Understanding more about your gambling:
Increasing your self-awareness

People who gamble regularly often operate on "automatic pilot." They do not pay attention to the factors that are related to their desire to gamble. It is useful to pay attention to these factors to help you regain control over your gambling.

Think back to the last three times you gambled:
Where/SituationFeelings beforeThoughts before and during$ Amount

Reasons for Gambling

This checklist will help you to identify your reasons for gambling. Check off which ones apply to you.
Reasons for gamblingNeverSometimesEvery time
Reasons for gamblingFrequency

Financial Costs

Problem gamblers often focus on the “wins” which feel good and ignore the “losses” which feel bad. Let’s examine the actual cost of your gambling over the past 30 days:

  1. Fill in the dates for the past month and circle the last 30 days.
  2. Identify any holidays and special events over the past month.
  3. Record what days you gambled and what kind of gambling you participated in.
  4. Record the amount of cash you started out with, how much you finished with, and any details of the session you can recall.
  5. Consider if this is a typical month. Add up what your gambling typically costs per month.


Thank you for completing the Problem Gambling Self-assessment (CHOICES).
Your responses for Question 2 indicate you may have a gambling problem.

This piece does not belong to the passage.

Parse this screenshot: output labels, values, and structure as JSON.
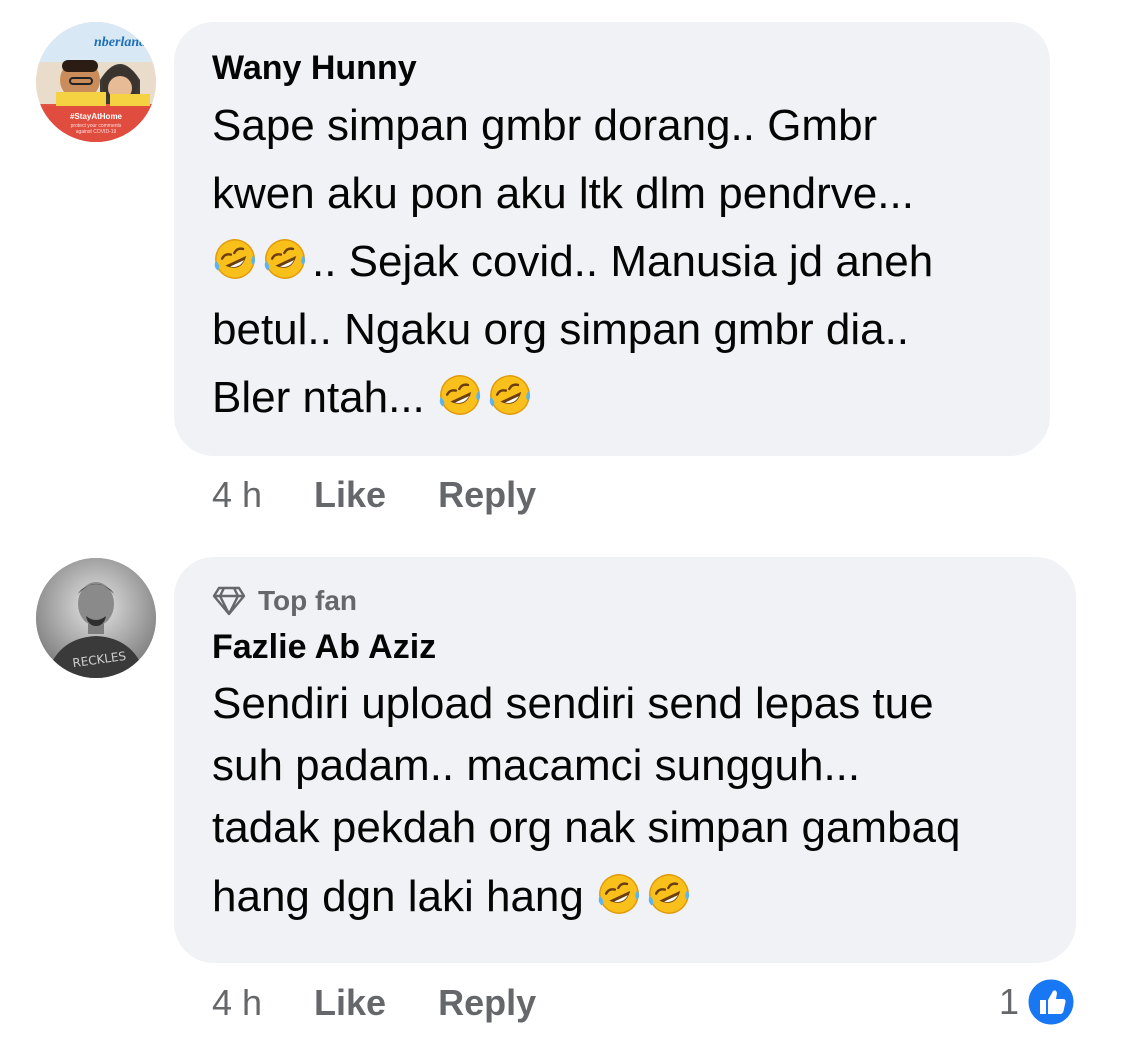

If you would like to talk with a problem gambling professional, please choose an option below.

Fill out your email address if you'd like to be emailed your results.